The governor's advisory was made March 23 and was accompanied by an order directing the closure of non-essential businesses and prohibiting gatherings of more than 10 people effective at noon March 24.
In a message to priests March 23, Cardinal O'Malley said, "Due to a careful reading of the Governor's announcement, and given the clear limitation to any gatherings over 10 persons, all of our Churches and public Chapels can have restricted, limited access as of noon tomorrow (March 24) until further notice."
"With careful monitoring priests may open their Churches for prayer and adoration during clearly limited times; however, there can be no more than a total of 10 persons in the Church at any moment, there must be a member of the clergy present at all times, and social distancing must be practiced," the cardinal said.
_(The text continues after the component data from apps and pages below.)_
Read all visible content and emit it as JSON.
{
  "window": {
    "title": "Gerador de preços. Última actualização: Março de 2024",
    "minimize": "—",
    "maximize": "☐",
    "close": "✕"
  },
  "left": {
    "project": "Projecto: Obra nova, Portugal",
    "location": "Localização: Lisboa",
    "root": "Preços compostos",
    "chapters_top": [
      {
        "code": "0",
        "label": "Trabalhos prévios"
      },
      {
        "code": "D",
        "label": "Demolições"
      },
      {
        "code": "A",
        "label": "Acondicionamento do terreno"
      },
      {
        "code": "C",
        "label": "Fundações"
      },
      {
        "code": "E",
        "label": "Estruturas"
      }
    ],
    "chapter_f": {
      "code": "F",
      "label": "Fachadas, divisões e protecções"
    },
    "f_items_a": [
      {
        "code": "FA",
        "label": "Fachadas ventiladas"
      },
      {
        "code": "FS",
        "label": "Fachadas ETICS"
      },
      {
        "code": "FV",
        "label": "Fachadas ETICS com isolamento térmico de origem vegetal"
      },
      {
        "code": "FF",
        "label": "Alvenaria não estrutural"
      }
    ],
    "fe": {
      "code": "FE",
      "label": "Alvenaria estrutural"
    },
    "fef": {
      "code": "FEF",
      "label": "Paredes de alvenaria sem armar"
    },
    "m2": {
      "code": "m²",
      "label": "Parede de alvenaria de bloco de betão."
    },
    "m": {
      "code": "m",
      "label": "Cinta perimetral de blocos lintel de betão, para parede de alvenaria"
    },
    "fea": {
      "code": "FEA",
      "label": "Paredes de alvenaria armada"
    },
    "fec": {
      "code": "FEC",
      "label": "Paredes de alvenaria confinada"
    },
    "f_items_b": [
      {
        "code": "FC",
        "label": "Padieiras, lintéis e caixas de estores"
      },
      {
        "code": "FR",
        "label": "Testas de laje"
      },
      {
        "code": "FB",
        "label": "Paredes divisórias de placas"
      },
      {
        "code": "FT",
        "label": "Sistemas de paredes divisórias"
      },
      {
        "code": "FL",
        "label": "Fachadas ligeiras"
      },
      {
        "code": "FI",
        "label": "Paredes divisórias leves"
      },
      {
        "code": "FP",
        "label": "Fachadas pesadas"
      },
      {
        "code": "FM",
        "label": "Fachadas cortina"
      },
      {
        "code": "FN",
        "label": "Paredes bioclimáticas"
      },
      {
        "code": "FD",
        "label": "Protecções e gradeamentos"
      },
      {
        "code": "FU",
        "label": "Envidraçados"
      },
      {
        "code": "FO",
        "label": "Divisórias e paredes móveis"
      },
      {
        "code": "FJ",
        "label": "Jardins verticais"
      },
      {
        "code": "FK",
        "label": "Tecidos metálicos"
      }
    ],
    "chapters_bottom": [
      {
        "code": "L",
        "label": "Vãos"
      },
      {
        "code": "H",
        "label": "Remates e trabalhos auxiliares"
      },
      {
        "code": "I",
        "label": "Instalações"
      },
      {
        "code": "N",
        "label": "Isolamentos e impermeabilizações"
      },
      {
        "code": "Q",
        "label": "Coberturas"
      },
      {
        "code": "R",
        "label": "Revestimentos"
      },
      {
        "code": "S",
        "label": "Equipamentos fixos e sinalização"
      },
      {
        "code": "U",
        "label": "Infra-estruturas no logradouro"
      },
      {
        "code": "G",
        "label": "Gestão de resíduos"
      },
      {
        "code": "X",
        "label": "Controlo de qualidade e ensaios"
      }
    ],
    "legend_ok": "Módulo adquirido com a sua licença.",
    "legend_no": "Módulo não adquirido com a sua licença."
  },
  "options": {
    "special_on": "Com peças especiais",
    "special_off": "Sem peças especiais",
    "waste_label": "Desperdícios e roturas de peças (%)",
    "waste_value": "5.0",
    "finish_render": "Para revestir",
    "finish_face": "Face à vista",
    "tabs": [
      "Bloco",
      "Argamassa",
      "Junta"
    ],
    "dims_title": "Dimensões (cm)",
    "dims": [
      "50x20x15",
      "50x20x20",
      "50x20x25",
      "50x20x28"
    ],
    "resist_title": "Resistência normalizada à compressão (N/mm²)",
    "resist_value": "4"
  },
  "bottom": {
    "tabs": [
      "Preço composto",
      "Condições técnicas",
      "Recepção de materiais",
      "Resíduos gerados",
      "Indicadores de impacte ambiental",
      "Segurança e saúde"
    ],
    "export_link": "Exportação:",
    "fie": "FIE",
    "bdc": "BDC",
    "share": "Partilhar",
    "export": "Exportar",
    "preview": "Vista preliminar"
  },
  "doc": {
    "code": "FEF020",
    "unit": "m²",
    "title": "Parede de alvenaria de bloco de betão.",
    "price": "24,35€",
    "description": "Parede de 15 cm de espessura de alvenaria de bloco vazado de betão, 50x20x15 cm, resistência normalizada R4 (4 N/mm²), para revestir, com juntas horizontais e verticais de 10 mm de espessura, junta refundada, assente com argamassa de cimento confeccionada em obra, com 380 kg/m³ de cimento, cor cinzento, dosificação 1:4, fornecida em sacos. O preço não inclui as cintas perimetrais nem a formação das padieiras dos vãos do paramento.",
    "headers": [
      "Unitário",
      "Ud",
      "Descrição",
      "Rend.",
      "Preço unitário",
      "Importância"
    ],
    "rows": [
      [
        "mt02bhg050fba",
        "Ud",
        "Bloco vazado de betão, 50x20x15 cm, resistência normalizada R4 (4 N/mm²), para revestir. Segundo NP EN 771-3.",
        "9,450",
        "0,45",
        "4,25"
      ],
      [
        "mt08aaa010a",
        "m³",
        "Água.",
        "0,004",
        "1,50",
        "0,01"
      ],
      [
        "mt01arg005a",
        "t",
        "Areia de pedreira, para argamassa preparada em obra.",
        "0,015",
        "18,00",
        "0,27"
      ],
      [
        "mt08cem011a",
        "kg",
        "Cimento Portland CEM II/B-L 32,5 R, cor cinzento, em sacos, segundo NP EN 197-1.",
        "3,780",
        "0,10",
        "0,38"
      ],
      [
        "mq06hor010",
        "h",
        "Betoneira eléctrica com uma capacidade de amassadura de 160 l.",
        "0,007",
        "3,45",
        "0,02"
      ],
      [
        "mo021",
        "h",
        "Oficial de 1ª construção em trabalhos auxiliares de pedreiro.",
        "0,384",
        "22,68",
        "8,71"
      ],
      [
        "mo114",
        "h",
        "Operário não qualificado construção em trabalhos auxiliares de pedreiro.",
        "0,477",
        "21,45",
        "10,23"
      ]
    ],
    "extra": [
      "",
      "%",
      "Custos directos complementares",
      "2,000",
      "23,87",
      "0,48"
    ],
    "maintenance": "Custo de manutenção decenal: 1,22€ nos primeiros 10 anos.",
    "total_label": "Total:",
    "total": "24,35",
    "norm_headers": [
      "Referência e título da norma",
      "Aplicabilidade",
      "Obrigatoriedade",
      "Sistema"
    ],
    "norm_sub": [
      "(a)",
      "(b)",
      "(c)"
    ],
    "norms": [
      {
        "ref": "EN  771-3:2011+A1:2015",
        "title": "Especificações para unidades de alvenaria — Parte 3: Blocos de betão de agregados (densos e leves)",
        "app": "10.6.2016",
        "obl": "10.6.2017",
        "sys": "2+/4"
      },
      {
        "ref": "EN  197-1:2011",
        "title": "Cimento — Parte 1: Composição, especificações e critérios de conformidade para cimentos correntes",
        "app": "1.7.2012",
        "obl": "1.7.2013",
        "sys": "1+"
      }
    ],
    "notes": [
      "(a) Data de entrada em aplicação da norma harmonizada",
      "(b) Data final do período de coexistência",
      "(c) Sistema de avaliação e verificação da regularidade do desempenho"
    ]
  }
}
The cardinal also reminded the priests that Masses recorded or live-streamed via the internet should be "limited to essential people" and celebrated without a congregation.
Even while allowing churches to remain open, the cardinal called on the faithful to follow public health guidelines and carefully consider whether they should visit a church or chapel, particularly those over age 70 or those with underlying health conditions.
"With recognition of the responsibilities that we all have during this time of public health crisis, I encourage all people to limit social interactions, and therefore to exercise careful and prudential judgment before making a decision to visit a church," Cardinal O'Malley said.
In his message, the cardinal suggested that priests could place a monstrance with the Blessed Sacrament in the window of their rectory, "if it is feasible for those to pray and view the monstrance only from their cars in the Church parking lot."
In a separate announcement March 23, archdiocesan Chancellor John Straub said that, also following the governor's order, the Pastoral Center would close at noon March 24.
The chancellor said that provisions were being made to allow employees to work from home and that it was the cardinal's wish to continue regular pay for all Pastoral Center employees at least through the April 3 pay cycle.